▶ _WORKING DATA_
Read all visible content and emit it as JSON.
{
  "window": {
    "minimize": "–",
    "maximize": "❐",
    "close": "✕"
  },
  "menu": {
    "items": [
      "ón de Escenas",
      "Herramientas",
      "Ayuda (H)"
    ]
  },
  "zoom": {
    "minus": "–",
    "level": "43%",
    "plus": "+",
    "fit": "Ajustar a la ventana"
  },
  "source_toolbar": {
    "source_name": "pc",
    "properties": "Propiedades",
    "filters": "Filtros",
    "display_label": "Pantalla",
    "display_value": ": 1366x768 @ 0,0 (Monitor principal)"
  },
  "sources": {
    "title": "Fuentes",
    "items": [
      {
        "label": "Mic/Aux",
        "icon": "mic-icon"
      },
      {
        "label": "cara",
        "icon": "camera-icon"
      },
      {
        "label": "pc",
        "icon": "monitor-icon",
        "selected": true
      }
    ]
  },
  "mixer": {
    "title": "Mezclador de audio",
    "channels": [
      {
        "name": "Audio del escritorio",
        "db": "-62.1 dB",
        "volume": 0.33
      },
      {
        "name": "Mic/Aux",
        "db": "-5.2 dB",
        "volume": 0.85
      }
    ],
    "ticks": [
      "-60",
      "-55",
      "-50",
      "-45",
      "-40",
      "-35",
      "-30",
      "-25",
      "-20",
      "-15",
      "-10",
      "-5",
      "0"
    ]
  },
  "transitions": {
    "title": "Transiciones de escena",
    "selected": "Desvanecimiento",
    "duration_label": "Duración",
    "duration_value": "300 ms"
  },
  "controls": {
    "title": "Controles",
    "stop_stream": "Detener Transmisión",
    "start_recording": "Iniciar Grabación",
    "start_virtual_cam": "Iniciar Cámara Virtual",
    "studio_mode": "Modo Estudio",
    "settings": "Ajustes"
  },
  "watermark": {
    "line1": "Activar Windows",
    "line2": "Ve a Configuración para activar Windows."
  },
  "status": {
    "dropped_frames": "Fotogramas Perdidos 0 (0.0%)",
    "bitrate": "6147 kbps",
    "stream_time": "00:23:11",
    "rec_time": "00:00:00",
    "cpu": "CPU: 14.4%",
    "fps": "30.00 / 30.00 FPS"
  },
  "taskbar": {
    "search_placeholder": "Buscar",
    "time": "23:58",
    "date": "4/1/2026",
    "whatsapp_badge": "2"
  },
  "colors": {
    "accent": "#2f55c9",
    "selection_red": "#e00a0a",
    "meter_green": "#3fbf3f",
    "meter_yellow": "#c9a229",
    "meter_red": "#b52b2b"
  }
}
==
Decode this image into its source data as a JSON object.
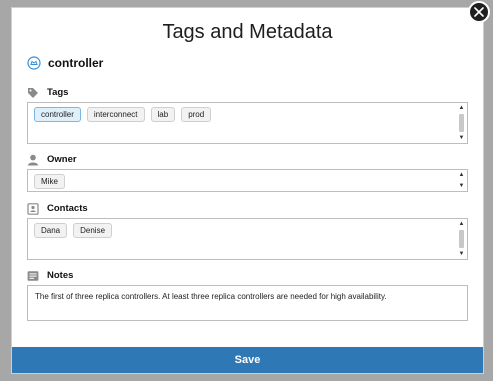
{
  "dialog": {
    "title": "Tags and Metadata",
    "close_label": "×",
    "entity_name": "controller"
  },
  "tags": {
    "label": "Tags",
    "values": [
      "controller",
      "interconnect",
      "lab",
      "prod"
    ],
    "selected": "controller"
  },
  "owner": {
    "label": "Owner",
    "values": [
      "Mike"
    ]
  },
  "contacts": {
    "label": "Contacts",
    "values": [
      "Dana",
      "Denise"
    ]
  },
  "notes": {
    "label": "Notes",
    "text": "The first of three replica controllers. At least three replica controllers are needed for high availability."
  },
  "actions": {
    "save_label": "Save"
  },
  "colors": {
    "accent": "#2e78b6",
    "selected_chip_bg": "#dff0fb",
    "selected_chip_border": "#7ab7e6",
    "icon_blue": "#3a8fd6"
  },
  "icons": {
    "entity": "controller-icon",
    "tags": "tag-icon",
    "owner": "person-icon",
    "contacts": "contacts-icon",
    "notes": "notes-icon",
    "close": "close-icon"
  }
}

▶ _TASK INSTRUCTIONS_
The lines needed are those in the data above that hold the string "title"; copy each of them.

▶ _RESPONSE AREA_
    "title": "Fuentes",
    "title": "Mezclador de audio",
    "title": "Transiciones de escena",
    "title": "Controles",
    "title": "Tags and Metadata",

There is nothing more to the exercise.